Have questions about your preparation or an upcoming test? Need help modifying the Study Plan to meet your unique needs? No problem. Just book a Skype meeting with Brent to discuss these and any other questions you may have.

- Video Course
- Video Course Overview - READ FIRST
- General GMAT Strategies - 7 videos (all free)
- Data Sufficiency - 16 videos (all free)
- Arithmetic - 38 videos (some free)
- Powers and Roots - 36 videos (some free)
- Algebra and Equation Solving - 73 videos (some free)
- Word Problems - 48 videos (some free)
- Geometry - 42 videos (some free)
- Integer Properties - 38 videos (some free)
- Statistics - 20 videos (some free)
- Counting - 27 videos (some free)
- Probability - 23 videos (some free)
- Analytical Writing Assessment - 5 videos (all free)
- Reading Comprehension - 10 videos (all free)
- Critical Reasoning - 38 videos (some free)
- Sentence Correction - 70 videos (some free)
- Integrated Reasoning - 17 videos (some free)
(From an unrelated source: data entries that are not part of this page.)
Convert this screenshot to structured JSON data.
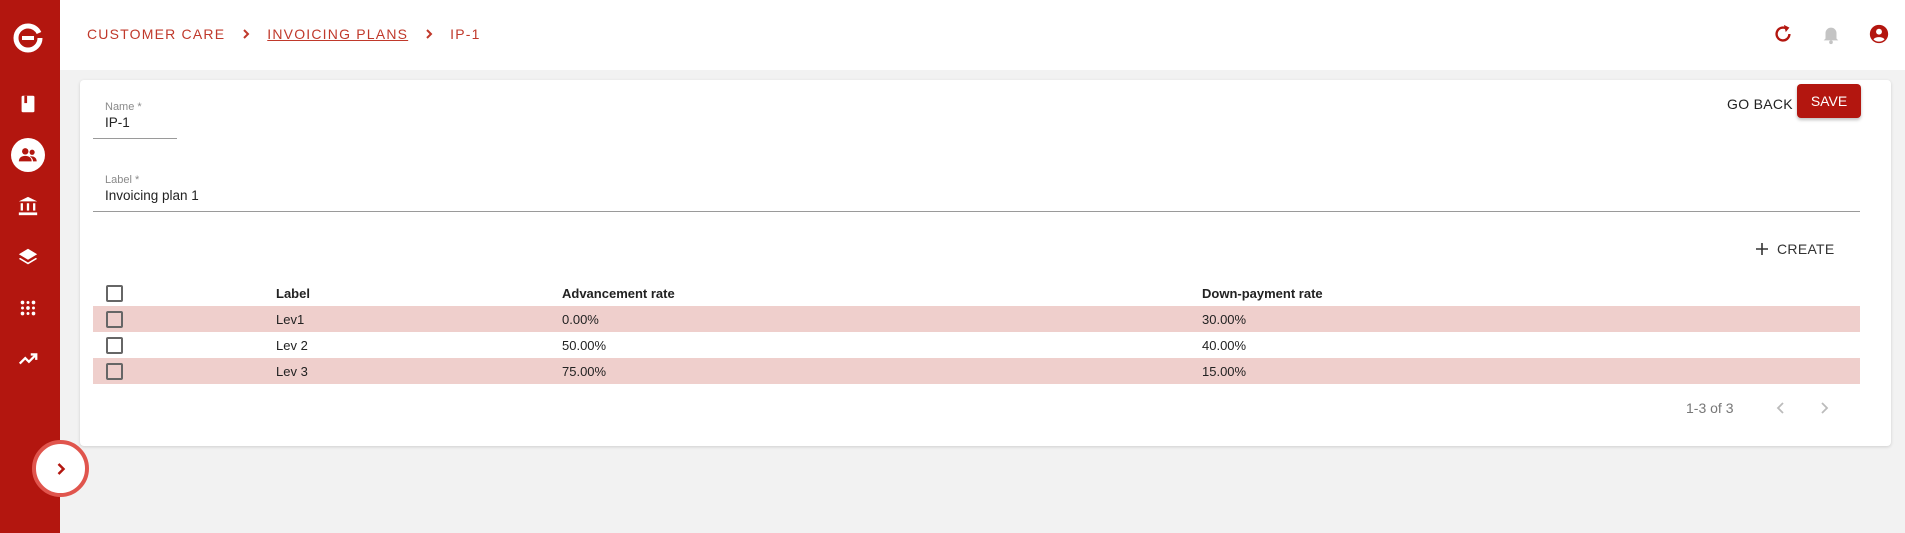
{
  "breadcrumb": {
    "root": "CUSTOMER CARE",
    "parent": "INVOICING PLANS",
    "current": "IP-1"
  },
  "form": {
    "name_label": "Name *",
    "name_value": "IP-1",
    "label_label": "Label *",
    "label_value": "Invoicing plan 1"
  },
  "actions": {
    "go_back": "GO BACK",
    "save": "SAVE",
    "create": "CREATE"
  },
  "table": {
    "columns": [
      "Label",
      "Advancement rate",
      "Down-payment rate"
    ],
    "rows": [
      {
        "label": "Lev1",
        "advancement": "0.00%",
        "downpayment": "30.00%"
      },
      {
        "label": "Lev 2",
        "advancement": "50.00%",
        "downpayment": "40.00%"
      },
      {
        "label": "Lev 3",
        "advancement": "75.00%",
        "downpayment": "15.00%"
      }
    ]
  },
  "pagination": {
    "range": "1-3 of 3"
  },
  "sidebar": {
    "items": [
      {
        "icon": "book-icon"
      },
      {
        "icon": "customers-icon",
        "active": true
      },
      {
        "icon": "bank-icon"
      },
      {
        "icon": "layers-icon"
      },
      {
        "icon": "dots-grid-icon"
      },
      {
        "icon": "trending-up-icon"
      }
    ]
  },
  "colors": {
    "brand": "#b3160f",
    "row_highlight": "#efcfcc",
    "breadcrumb": "#c0392b"
  }
}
- Study Guide
- Your Instructor
- Office Hours
- Extras
- Prices

## Comment on

Root in the Denominator## I solved this in a slightly
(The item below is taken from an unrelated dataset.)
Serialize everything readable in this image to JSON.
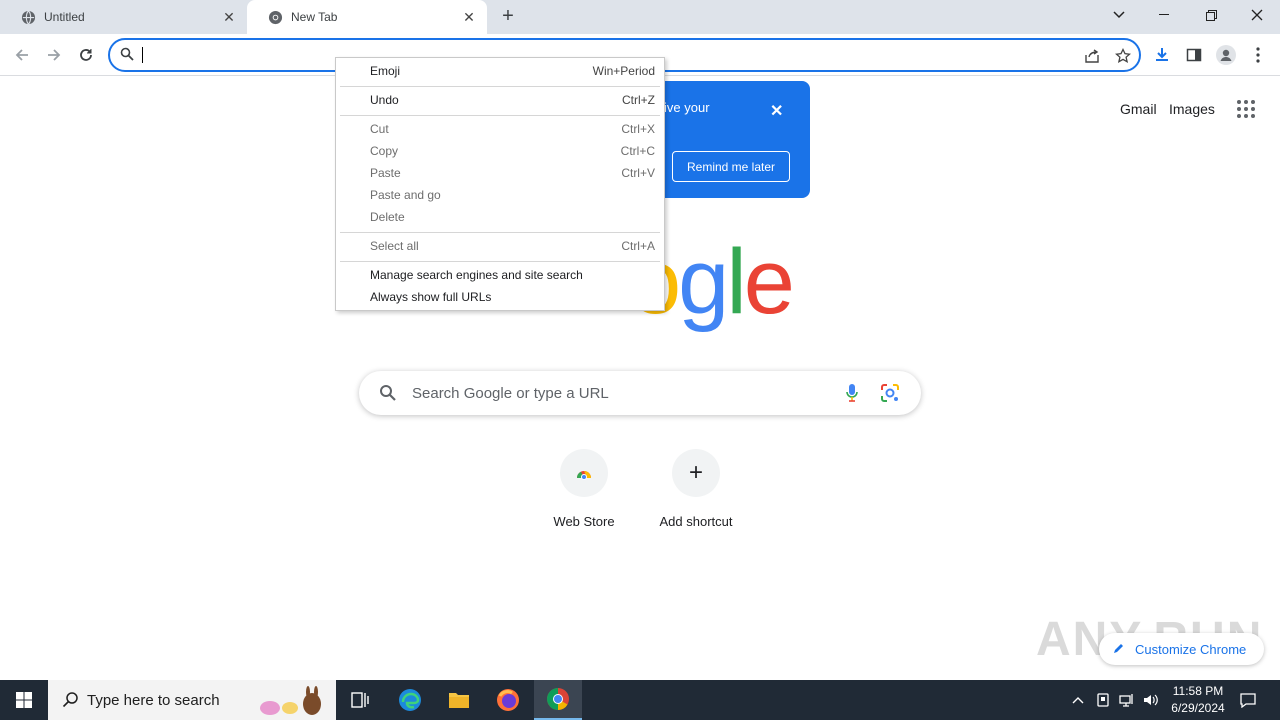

So instead of trying to get the same denominator as 1 by using two conjugates, I multiplied both the denominators with each other to get a common multiple in the denominator, and then in the numerators, I multiplied the first fraction's numerator by the second denominator, and similarly for the other one.

Do let me know.

Thanks

## That works too.

That works too.

Your method works because the each of the two denominators just happens to be the conjugate of the other.

## Hey!

Thanks for the response.

Just a follow up question. Will my method not work, in case they are not conjugates?

## Yes, yours is still a valid

Yes, yours is still a valid approach, but you may have to perform a little extra work (not much though).

## Add a comment